On the morning of the race, my friends and I struggled to find the gathering area for the start of the race. There were only one or two arrows pointing in the direction of empty fields and no volunteers whatsoever. We spotted a few participants and we together navigated our way over to the starting point. Only near the start line did we begin to see enough volunteers to ease our nerves.

The start of the race did get delayed by about twenty minutes, no one knows why.

A couple of things went funny during the race too.

For instance: there were volunteers standing at regular intervals with placards indicating the distance that had been covered. The 3 KM sign was held up somewhere near the 1.5 km mark, which caused a few runners (who weren’t using RunKeeper or some other tracking app) to pause in confusion for a few moments.

Another thing which greatly surprised most of us was that the route included running OVER the Chowringhee flyover!

Also, perhaps because of sponsorship issues, there were no energy drinks being handed out to runners at regular intervals but only bottles of water. I wonder how the full marathon guys coped with this and how they replenished themselves during the run.

I must commend Kolkata Police, though. They were pretty much on the job and ensured that the runners did not have to encounter any traffic en route. Well done KP!

At the finish line, apart from the large ‘FINISH’ stand, there was little else waiting for us. I had to ask around for where to head next. No cheering volunteers or bottles of water. You were lucky if you had picked up a bottle of water towards the end of your run. Thankfully, at least a medical tent had been set up to attend to runners who might need help.

We had been told at the time of registration itself that there were no medals for finishers, so we were ready to not be disappointed. However, we were also told that post the run, we would be given a “refreshment kit”. I had assumed it would be a fruit (banana/apple) or a small bottle of fruit juice to help with immediate recovery. Imagine our surprise then, when each of us was given a packet of noodles to take home!

Perhaps I am being extra critical of the event organisers because all the prior runs that I’ve participated in (TCS World 10k Bangalore 2014, Tata Steel 25km Kolkata 2014, Standard Chartered Mumbai Marathon 2015) were all pretty well managed.
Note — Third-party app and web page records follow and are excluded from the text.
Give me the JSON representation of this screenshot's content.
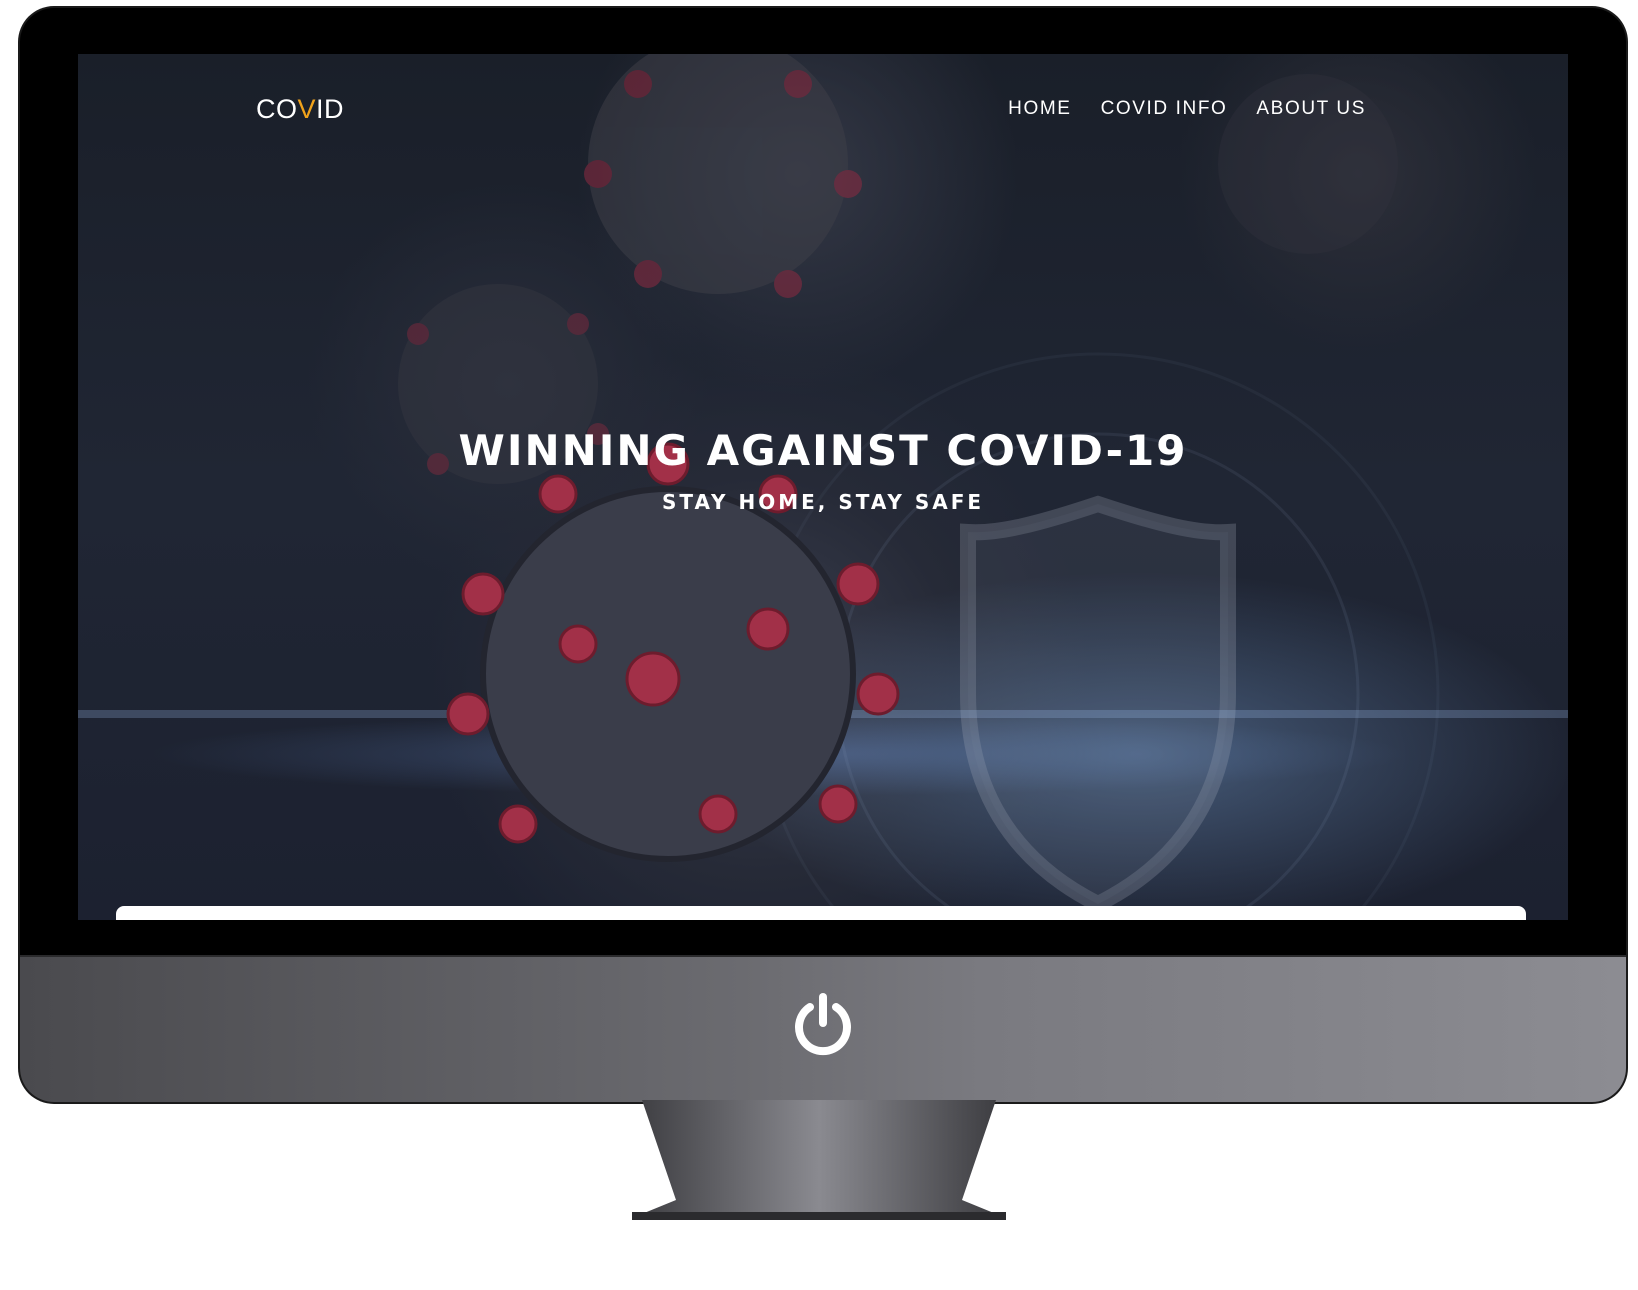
{
  "logo": {
    "prefix": "CO",
    "accent": "V",
    "suffix": "ID",
    "accent_color": "#f0a21b"
  },
  "nav": {
    "items": [
      {
        "label": "HOME"
      },
      {
        "label": "COVID INFO"
      },
      {
        "label": "ABOUT US"
      }
    ]
  },
  "hero": {
    "title": "WINNING AGAINST COVID-19",
    "subtitle": "STAY HOME, STAY SAFE"
  },
  "icons": {
    "power": "power-icon",
    "virus": "virus-icon",
    "shield": "shield-icon"
  }
}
But that is the reality that we live in: runners in India have now been exposed to better managed running events and it is now up to the organisers of the Kolkata Marathon to step up their game.

Beware the London Marathon

I recently came across a hillarious article in The Telegraph regarding the recently concluded London Marathon.

Here’s an excerpt:

You’ve spent months training for the race. You’ve bought the latest Lycra/running trainers. You’re feeling confident and comfortable; the miles are ticking by nicely. And then a man dressed in a rhino suit plods past you, followed by a chap carrying a fridge on his back.

Humiliating, to say the least.

Read the entire article here.

Correct your running posture

Given how much I love to run, it isn’t surprising how often I end up reading more about improving one’s performance at running. Another aspect to this is to take care and run properly in order to avoid injuries.

Here is an excerpt from another article I wrote for Fitternity.com about how to correct your running posture:

It is simply not enough to be able to run faster and for longer distances. All of your effort will come to naught if your training is cut short because of you sustain an injury because of a bad technique.The manner in which we run affects the bones and muscles of the feet, calves and knees. Thankfully these injuries are preventable if you keep a few pointers in mind the next time you head out for a jog.

When running, do not lean too far ahead. This is easy to do, especially when you are looking down at the path, instead of looking at what’s ahead. Looking down causes the head and shoulder to be inclined and pointing downwards. Instead, you need to shift your gaze up and look at the ground a few feet ahead of you. This will allow you to straighten your back and will make you lean only marginally. The best runners lean forward from the feet, not from the waist.

You can read rest of the article here.

Cheers.